### EXERCISE AIM
Which lines in the records below include the word "false"? Report each of them in full.

Collection entries
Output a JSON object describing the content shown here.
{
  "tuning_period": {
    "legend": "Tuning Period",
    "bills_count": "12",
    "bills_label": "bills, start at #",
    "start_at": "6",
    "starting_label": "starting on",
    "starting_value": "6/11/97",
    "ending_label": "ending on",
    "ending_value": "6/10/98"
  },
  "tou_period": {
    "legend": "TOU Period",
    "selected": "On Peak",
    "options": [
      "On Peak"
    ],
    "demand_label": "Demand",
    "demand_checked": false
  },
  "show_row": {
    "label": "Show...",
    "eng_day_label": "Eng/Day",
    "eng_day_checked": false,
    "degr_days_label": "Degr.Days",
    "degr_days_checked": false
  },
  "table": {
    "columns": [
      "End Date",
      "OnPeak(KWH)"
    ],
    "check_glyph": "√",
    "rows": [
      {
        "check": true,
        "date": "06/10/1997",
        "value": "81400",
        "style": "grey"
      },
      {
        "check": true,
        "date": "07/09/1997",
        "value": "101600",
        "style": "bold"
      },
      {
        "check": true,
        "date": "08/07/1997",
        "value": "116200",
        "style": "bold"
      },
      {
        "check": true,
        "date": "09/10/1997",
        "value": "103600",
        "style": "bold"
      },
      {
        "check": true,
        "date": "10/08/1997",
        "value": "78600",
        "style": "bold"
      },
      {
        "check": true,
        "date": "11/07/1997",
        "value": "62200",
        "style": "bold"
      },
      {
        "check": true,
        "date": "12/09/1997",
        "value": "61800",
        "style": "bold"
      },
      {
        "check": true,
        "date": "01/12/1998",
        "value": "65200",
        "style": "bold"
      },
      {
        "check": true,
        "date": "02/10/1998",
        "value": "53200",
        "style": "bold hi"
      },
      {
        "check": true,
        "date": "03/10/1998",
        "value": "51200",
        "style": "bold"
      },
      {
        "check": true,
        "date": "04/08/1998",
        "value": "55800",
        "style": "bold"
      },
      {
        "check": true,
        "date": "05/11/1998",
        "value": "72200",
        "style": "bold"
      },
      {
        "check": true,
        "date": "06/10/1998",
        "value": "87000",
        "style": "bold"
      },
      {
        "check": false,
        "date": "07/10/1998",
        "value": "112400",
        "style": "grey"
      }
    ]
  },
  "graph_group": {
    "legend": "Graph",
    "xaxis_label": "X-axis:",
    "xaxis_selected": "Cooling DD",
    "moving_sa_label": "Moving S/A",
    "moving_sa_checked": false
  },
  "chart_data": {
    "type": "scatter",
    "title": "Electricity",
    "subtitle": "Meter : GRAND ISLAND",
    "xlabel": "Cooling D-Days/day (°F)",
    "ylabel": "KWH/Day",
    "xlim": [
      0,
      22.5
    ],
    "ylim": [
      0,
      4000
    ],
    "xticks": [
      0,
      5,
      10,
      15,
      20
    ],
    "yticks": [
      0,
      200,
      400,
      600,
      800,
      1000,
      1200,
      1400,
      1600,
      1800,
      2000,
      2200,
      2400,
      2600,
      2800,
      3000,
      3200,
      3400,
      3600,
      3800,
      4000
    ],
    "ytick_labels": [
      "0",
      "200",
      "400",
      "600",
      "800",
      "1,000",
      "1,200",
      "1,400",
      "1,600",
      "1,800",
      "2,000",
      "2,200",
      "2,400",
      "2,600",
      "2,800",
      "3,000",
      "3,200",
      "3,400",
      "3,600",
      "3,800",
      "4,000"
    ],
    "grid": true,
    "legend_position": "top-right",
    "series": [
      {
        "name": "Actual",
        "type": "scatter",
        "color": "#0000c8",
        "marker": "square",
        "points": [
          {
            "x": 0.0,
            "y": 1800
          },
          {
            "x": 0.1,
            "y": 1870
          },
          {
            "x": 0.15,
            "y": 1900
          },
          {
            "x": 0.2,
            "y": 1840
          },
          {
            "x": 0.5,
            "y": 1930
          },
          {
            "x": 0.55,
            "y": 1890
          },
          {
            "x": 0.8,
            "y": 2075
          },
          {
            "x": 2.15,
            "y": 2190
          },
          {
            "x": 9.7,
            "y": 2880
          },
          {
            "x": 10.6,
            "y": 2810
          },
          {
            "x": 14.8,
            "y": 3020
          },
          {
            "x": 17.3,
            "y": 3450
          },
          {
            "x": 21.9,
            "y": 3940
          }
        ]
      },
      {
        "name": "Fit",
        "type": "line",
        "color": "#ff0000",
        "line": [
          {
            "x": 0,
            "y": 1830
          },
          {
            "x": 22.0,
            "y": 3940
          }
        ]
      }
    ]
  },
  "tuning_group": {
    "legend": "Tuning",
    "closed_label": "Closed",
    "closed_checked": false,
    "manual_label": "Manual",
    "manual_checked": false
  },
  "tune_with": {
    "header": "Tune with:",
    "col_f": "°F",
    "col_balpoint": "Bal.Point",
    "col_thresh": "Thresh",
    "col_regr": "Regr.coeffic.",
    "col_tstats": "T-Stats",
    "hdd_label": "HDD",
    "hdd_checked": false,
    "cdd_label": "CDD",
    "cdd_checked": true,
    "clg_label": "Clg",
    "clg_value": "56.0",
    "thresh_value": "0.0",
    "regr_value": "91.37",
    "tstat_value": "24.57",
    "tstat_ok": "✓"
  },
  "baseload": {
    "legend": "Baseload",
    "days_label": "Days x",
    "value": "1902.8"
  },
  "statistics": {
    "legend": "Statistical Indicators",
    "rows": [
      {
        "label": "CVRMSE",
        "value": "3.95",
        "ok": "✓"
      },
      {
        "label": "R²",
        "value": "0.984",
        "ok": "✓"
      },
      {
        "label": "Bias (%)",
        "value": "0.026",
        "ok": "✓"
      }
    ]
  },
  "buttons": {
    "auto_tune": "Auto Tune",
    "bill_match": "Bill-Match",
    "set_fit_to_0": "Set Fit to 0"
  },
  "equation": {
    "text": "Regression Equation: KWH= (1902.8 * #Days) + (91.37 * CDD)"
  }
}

### EXERCISE RESULT
    "demand_checked": false
    "eng_day_checked": false,
    "degr_days_checked": false
        "check": false,
    "moving_sa_checked": false
    "closed_checked": false,
    "manual_checked": false
    "hdd_checked": false,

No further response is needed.